▸ REQUIREMENT
Pull every line with "Assignments" from the entries below.

▸ Dataset rows for apps and sites
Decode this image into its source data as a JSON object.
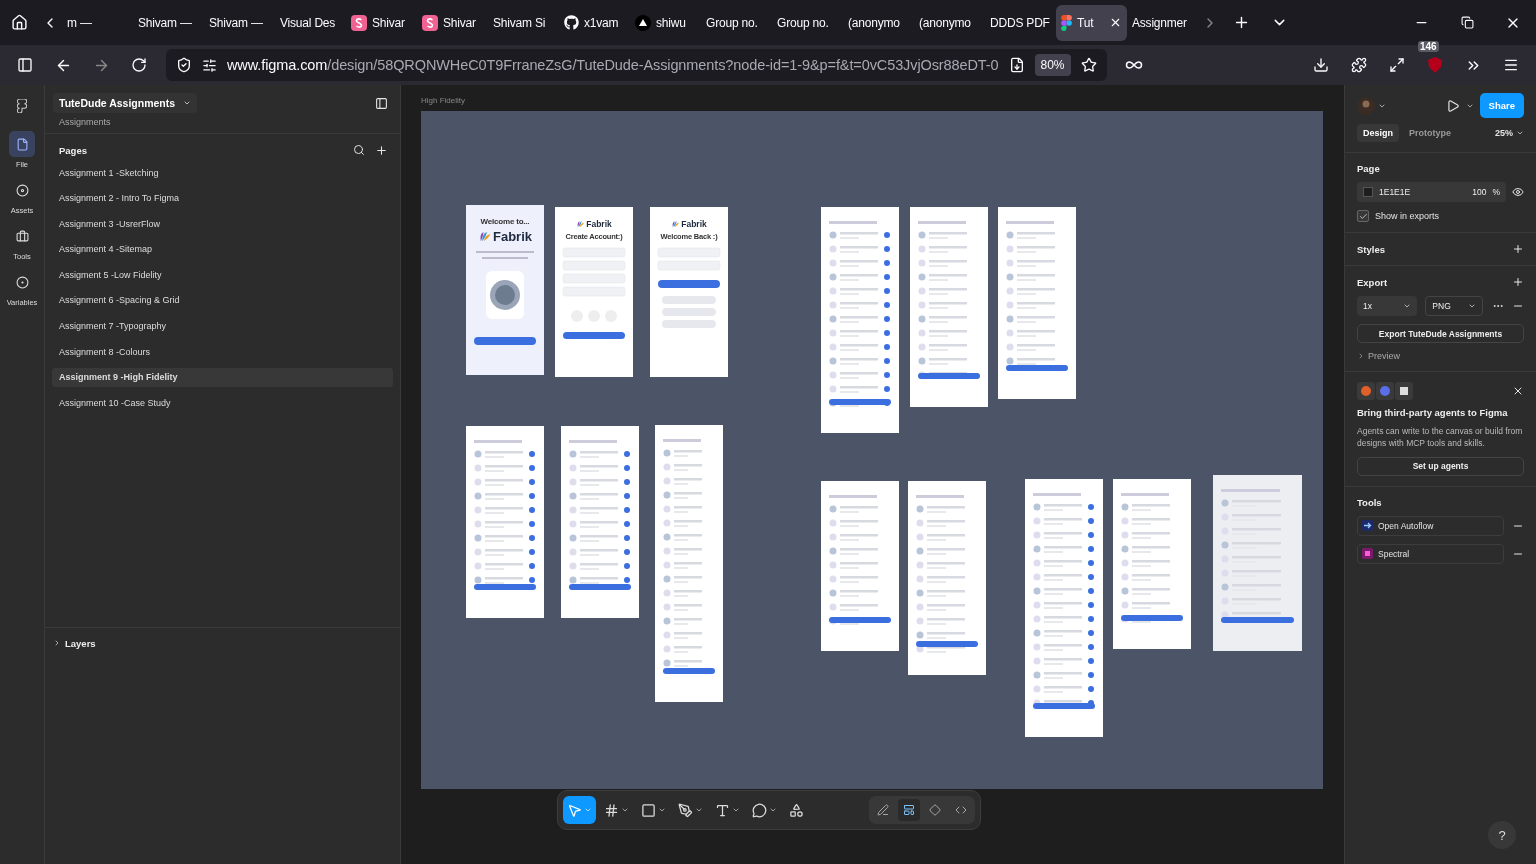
{
  "browser": {
    "tabs": [
      {
        "label": "m —",
        "kind": "plain",
        "selected": false
      },
      {
        "label": "Shivam —",
        "kind": "plain",
        "selected": false
      },
      {
        "label": "Shivam —",
        "kind": "plain",
        "selected": false
      },
      {
        "label": "Visual Des",
        "kind": "plain",
        "selected": false
      },
      {
        "label": "Shivar",
        "kind": "badge",
        "selected": false
      },
      {
        "label": "Shivar",
        "kind": "badge",
        "selected": false
      },
      {
        "label": "Shivam Si",
        "kind": "plain",
        "selected": false
      },
      {
        "label": "x1vam",
        "kind": "github",
        "selected": false
      },
      {
        "label": "shiwu",
        "kind": "triangle",
        "selected": false
      },
      {
        "label": "Group no.",
        "kind": "plain",
        "selected": false
      },
      {
        "label": "Group no.",
        "kind": "plain",
        "selected": false
      },
      {
        "label": "(anonymo",
        "kind": "plain",
        "selected": false
      },
      {
        "label": "(anonymo",
        "kind": "plain",
        "selected": false
      },
      {
        "label": "DDDS PDF",
        "kind": "plain",
        "selected": false
      },
      {
        "label": "Tut",
        "kind": "figma",
        "selected": true
      },
      {
        "label": "Assignmer",
        "kind": "plain",
        "selected": false
      }
    ],
    "url_host": "www.figma.com",
    "url_path": "/design/58QRQNWHeC0T9FrraneZsG/TuteDude-Assignments?node-id=1-9&p=f&t=0vC53JvjOsr88eDT-0",
    "zoom": "80%",
    "extension_badge": "146"
  },
  "rail": [
    {
      "label": "File",
      "kind": "file",
      "selected": true
    },
    {
      "label": "Assets",
      "kind": "assets",
      "selected": false
    },
    {
      "label": "Tools",
      "kind": "tools",
      "selected": false
    },
    {
      "label": "Variables",
      "kind": "variables",
      "selected": false
    }
  ],
  "file": {
    "name": "TuteDude Assignments",
    "project": "Assignments"
  },
  "pages_title": "Pages",
  "pages": [
    {
      "label": "Assignment 1 -Sketching",
      "selected": false
    },
    {
      "label": "Assignment 2 - Intro To Figma",
      "selected": false
    },
    {
      "label": "Assignment 3 -UsrerFlow",
      "selected": false
    },
    {
      "label": "Assignment 4 -Sitemap",
      "selected": false
    },
    {
      "label": "Assigment 5 -Low Fidelity",
      "selected": false
    },
    {
      "label": "Assignment 6 -Spacing & Grid",
      "selected": false
    },
    {
      "label": "Assignment 7 -Typography",
      "selected": false
    },
    {
      "label": "Assignment 8 -Colours",
      "selected": false
    },
    {
      "label": "Assignment 9 -High Fidelity",
      "selected": true
    },
    {
      "label": "Assignment 10 -Case Study",
      "selected": false
    }
  ],
  "layers_title": "Layers",
  "canvas": {
    "frame_label": "High Fidelity",
    "frames": [
      {
        "kind": "welcome",
        "logo": "Fabrik",
        "title": "Welcome to..."
      },
      {
        "kind": "signup",
        "logo": "Fabrik",
        "title": "Create Account:)"
      },
      {
        "kind": "login",
        "logo": "Fabrik",
        "title": "Welcome Back :)"
      },
      {
        "kind": "screen"
      },
      {
        "kind": "screen"
      },
      {
        "kind": "screen"
      },
      {
        "kind": "screen"
      },
      {
        "kind": "screen"
      },
      {
        "kind": "screen"
      },
      {
        "kind": "screen"
      },
      {
        "kind": "screen"
      },
      {
        "kind": "screen"
      },
      {
        "kind": "screen"
      },
      {
        "kind": "screen"
      }
    ]
  },
  "toolbar": {
    "tools": [
      {
        "kind": "move",
        "selected": true
      },
      {
        "kind": "frame",
        "selected": false
      },
      {
        "kind": "rectangle",
        "selected": false
      },
      {
        "kind": "pen",
        "selected": false
      },
      {
        "kind": "text",
        "selected": false
      },
      {
        "kind": "comment",
        "selected": false
      },
      {
        "kind": "actions",
        "selected": false
      }
    ],
    "modes": [
      {
        "kind": "draw",
        "selected": false
      },
      {
        "kind": "design",
        "selected": true
      },
      {
        "kind": "prototype",
        "selected": false
      },
      {
        "kind": "code",
        "selected": false
      }
    ]
  },
  "right": {
    "share": "Share",
    "tabs": [
      {
        "label": "Design",
        "selected": true
      },
      {
        "label": "Prototype",
        "selected": false
      }
    ],
    "zoom": "25%",
    "page_title": "Page",
    "page_color": "1E1E1E",
    "opacity": "100",
    "opacity_unit": "%",
    "show_in_exports": {
      "label": "Show in exports",
      "checked": true
    },
    "styles_title": "Styles",
    "export_title": "Export",
    "scale": "1x",
    "format": "PNG",
    "export_button": "Export TuteDude Assignments",
    "preview": "Preview",
    "promo": {
      "title": "Bring third-party agents to Figma",
      "body": "Agents can write to the canvas or build from designs with MCP tools and skills.",
      "button": "Set up agents"
    },
    "tools_title": "Tools",
    "tools": [
      {
        "label": "Open Autoflow",
        "kind": "autoflow"
      },
      {
        "label": "Spectral",
        "kind": "spectral"
      }
    ]
  },
  "help": "?"
}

▸ THE COMPLETED TASK
    "url_path": "/design/58QRQNWHeC0T9FrraneZsG/TuteDude-Assignments?node-id=1-9&p=f&t=0vC53JvjOsr88eDT-0",
    "name": "TuteDude Assignments",
    "project": "Assignments"
    "export_button": "Export TuteDude Assignments",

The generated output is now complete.